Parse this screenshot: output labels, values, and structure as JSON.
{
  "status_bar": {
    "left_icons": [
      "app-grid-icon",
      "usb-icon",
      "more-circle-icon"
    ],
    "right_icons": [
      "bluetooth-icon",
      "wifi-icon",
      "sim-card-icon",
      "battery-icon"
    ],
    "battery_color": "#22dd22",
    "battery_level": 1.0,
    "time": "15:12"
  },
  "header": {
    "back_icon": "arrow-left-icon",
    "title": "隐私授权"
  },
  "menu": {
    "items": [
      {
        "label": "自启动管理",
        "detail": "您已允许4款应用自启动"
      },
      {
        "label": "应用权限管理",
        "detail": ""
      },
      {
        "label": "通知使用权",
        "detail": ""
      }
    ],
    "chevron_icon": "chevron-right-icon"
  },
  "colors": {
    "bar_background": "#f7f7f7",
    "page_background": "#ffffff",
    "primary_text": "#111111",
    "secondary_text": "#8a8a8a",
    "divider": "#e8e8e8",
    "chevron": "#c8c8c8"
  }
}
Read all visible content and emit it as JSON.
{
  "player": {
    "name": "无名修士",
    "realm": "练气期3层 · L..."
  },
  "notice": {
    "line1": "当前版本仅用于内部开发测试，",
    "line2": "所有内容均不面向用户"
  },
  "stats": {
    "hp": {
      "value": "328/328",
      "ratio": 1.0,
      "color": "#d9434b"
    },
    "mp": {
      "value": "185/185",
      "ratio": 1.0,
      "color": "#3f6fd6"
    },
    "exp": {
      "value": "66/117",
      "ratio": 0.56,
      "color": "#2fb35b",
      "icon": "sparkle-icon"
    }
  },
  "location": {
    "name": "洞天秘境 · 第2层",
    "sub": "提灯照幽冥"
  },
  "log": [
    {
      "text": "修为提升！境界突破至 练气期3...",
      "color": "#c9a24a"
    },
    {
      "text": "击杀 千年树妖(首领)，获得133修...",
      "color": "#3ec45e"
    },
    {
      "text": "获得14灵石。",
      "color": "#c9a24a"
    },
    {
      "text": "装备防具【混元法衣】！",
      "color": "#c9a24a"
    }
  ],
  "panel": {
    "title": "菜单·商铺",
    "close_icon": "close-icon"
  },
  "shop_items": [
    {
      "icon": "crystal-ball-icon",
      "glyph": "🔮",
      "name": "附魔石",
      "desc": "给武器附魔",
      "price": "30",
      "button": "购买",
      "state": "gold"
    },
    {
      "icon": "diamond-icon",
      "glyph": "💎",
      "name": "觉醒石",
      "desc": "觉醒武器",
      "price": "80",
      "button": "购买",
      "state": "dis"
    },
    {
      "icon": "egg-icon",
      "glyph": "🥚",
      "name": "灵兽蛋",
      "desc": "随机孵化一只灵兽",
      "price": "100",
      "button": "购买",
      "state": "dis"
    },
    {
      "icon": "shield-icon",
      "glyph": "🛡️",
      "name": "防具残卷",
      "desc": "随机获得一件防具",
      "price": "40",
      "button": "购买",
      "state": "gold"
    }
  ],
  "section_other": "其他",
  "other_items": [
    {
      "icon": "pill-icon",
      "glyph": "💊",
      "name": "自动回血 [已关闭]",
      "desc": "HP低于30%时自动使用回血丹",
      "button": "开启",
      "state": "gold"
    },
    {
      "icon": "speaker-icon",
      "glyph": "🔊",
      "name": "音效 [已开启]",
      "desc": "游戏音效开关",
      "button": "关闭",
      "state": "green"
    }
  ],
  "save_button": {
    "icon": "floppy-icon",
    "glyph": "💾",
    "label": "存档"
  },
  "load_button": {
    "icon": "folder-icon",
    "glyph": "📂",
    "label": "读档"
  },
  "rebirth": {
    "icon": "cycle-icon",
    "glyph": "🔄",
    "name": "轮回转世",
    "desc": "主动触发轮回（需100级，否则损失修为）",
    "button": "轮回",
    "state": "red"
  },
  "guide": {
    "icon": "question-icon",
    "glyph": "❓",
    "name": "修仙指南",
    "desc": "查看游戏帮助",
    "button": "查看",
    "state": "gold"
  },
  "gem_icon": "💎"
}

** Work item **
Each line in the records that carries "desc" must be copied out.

** Answer for this exercise **
      "desc": "给武器附魔",
      "desc": "觉醒武器",
      "desc": "随机孵化一只灵兽",
      "desc": "随机获得一件防具",
      "desc": "HP低于30%时自动使用回血丹",
      "desc": "游戏音效开关",
    "desc": "主动触发轮回（需100级，否则损失修为）",
    "desc": "查看游戏帮助",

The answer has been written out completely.